▸ **AIM OF THE TASK**
Reproduce every line in the listing that contains the word "title".

▸ **SUPPLIED DATA**
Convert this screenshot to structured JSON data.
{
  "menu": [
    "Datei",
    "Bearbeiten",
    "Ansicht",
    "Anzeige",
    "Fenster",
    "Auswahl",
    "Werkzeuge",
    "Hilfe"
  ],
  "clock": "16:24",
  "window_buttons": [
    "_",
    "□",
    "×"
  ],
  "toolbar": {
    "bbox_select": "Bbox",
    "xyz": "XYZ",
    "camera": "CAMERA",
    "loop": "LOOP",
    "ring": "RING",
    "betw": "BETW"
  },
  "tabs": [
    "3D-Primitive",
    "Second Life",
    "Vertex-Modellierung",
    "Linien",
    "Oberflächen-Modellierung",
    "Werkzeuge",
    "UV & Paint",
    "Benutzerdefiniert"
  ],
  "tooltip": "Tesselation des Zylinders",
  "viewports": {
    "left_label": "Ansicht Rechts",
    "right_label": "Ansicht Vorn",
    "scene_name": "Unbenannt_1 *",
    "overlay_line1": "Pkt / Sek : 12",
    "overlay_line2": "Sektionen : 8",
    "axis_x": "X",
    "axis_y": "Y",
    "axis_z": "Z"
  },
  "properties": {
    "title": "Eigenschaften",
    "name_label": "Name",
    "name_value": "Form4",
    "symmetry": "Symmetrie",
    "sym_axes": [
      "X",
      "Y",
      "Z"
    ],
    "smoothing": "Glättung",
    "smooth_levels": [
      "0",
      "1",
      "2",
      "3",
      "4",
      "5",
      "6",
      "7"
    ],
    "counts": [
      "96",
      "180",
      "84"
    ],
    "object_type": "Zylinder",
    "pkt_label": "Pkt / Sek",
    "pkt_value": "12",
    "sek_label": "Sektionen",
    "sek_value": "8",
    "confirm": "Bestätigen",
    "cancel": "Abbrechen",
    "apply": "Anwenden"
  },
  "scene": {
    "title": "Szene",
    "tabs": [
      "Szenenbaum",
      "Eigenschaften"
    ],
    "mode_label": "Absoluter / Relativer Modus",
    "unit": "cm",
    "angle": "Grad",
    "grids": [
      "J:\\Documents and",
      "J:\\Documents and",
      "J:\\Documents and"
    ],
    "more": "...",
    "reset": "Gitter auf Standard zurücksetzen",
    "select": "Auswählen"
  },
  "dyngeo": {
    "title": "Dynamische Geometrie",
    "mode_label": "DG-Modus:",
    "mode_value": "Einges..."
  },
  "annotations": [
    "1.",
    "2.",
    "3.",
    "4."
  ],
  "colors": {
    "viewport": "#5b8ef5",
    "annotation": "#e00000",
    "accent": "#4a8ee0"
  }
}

▸ **RESPONSE TO THE EXERCISE**
    "title": "Eigenschaften",
    "title": "Szene",
    "title": "Dynamische Geometrie",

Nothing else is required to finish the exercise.